A remote code execution bug in Avaya VoIP phone, used by 90 percent of Fortune 500 companies, went unnoticed for 10 years until it was patched recently. The vulnerability is tracked as CVE-2009-0692.
What’s the matter?
The security flaw was revealed at the Black Hat conference by Philippe Laulhert, a security analyst at McAfee. The vulnerability impacts Avaya 9600 series IP Deskphone, although J100 Series IP Phones and B100 Series Conference Phones (B189) also include the vulnerable package. The flaw can be abused to gain access to a root shell on the phone. It can also allow an attacker to reverse-engineer the file on the phone.
Laulhert noted that the age of the code is a ‘big red flag’.
What is the vulnerability?
The CVE-2009-0692 is a stack overflow buffer vulnerability that exists in the ISP Dynamic Host Configuration Protocol (DHCP) client. It affects the models with the H.323 software stack.
The flaw has received a score of 10 on the CVSS severity scale. Avaya’s advisory states that, "if the DHCP client were to receive a malicious DHCP response, it could crash or execute arbitrary code with the permissions of the client (root)."
Meanwhile, McAfee says that attackers could leverage the RCE vulnerability to hijack a phone’s normal operations and steal audio. While the attack could be performed by directly connecting to a laptop, it could also be triggered as long as there is a network connection to the target phone.

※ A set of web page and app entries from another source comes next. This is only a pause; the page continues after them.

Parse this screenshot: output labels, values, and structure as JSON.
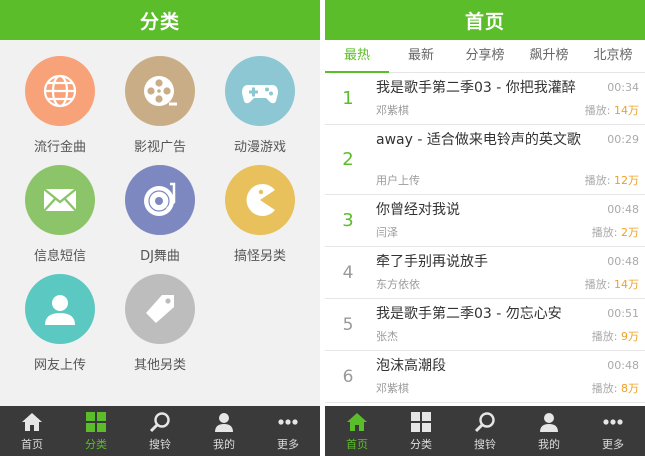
{
  "left": {
    "title": "分类",
    "categories": [
      {
        "label": "流行金曲",
        "icon": "globe-icon",
        "color": "#f8a27a"
      },
      {
        "label": "影视广告",
        "icon": "film-reel-icon",
        "color": "#c9ad86"
      },
      {
        "label": "动漫游戏",
        "icon": "gamepad-icon",
        "color": "#8cc7d3"
      },
      {
        "label": "信息短信",
        "icon": "envelope-icon",
        "color": "#8cc46a"
      },
      {
        "label": "DJ舞曲",
        "icon": "turntable-icon",
        "color": "#7c88bf"
      },
      {
        "label": "搞怪另类",
        "icon": "pacman-icon",
        "color": "#e8c05c"
      },
      {
        "label": "网友上传",
        "icon": "user-icon",
        "color": "#5cc8c2"
      },
      {
        "label": "其他另类",
        "icon": "tag-icon",
        "color": "#bdbdbd"
      }
    ],
    "tabbar": [
      {
        "label": "首页",
        "icon": "home-icon",
        "active": false
      },
      {
        "label": "分类",
        "icon": "grid-icon",
        "active": true
      },
      {
        "label": "搜铃",
        "icon": "search-icon",
        "active": false
      },
      {
        "label": "我的",
        "icon": "person-icon",
        "active": false
      },
      {
        "label": "更多",
        "icon": "more-icon",
        "active": false
      }
    ]
  },
  "right": {
    "title": "首页",
    "subtabs": [
      "最热",
      "最新",
      "分享榜",
      "飙升榜",
      "北京榜"
    ],
    "songs": [
      {
        "rank": "1",
        "title": "我是歌手第二季03 - 你把我灌醉",
        "artist": "邓紫棋",
        "duration": "00:34",
        "plays_label": "播放:",
        "plays": "14万"
      },
      {
        "rank": "2",
        "title": "away - 适合做来电铃声的英文歌",
        "artist": "用户上传",
        "duration": "00:29",
        "plays_label": "播放:",
        "plays": "12万"
      },
      {
        "rank": "3",
        "title": "你曾经对我说",
        "artist": "闫泽",
        "duration": "00:48",
        "plays_label": "播放:",
        "plays": "2万"
      },
      {
        "rank": "4",
        "title": "牵了手别再说放手",
        "artist": "东方依依",
        "duration": "00:48",
        "plays_label": "播放:",
        "plays": "14万"
      },
      {
        "rank": "5",
        "title": "我是歌手第二季03 - 勿忘心安",
        "artist": "张杰",
        "duration": "00:51",
        "plays_label": "播放:",
        "plays": "9万"
      },
      {
        "rank": "6",
        "title": "泡沫高潮段",
        "artist": "邓紫棋",
        "duration": "00:48",
        "plays_label": "播放:",
        "plays": "8万"
      }
    ],
    "tabbar": [
      {
        "label": "首页",
        "icon": "home-icon",
        "active": true
      },
      {
        "label": "分类",
        "icon": "grid-icon",
        "active": false
      },
      {
        "label": "搜铃",
        "icon": "search-icon",
        "active": false
      },
      {
        "label": "我的",
        "icon": "person-icon",
        "active": false
      },
      {
        "label": "更多",
        "icon": "more-icon",
        "active": false
      }
    ]
  }
}
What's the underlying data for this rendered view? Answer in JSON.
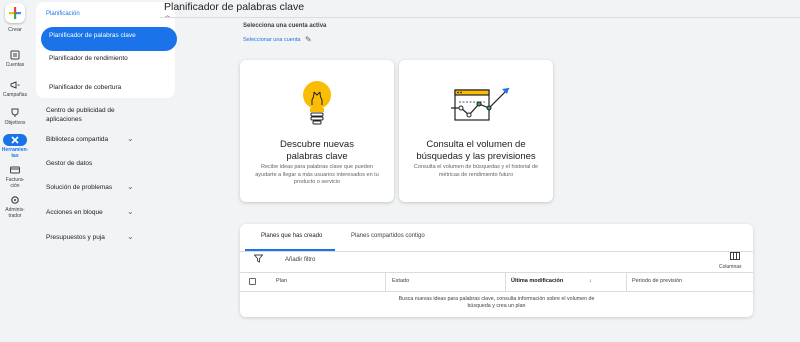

Avaya fixed the problem in a firmware update released on June 25, 2019.The users have been asked to upgrade 9600 Series IP Deskphones, J100 Series IP Phones and B100 Series Conference to versions 6.8.2 or later in order to address the issue.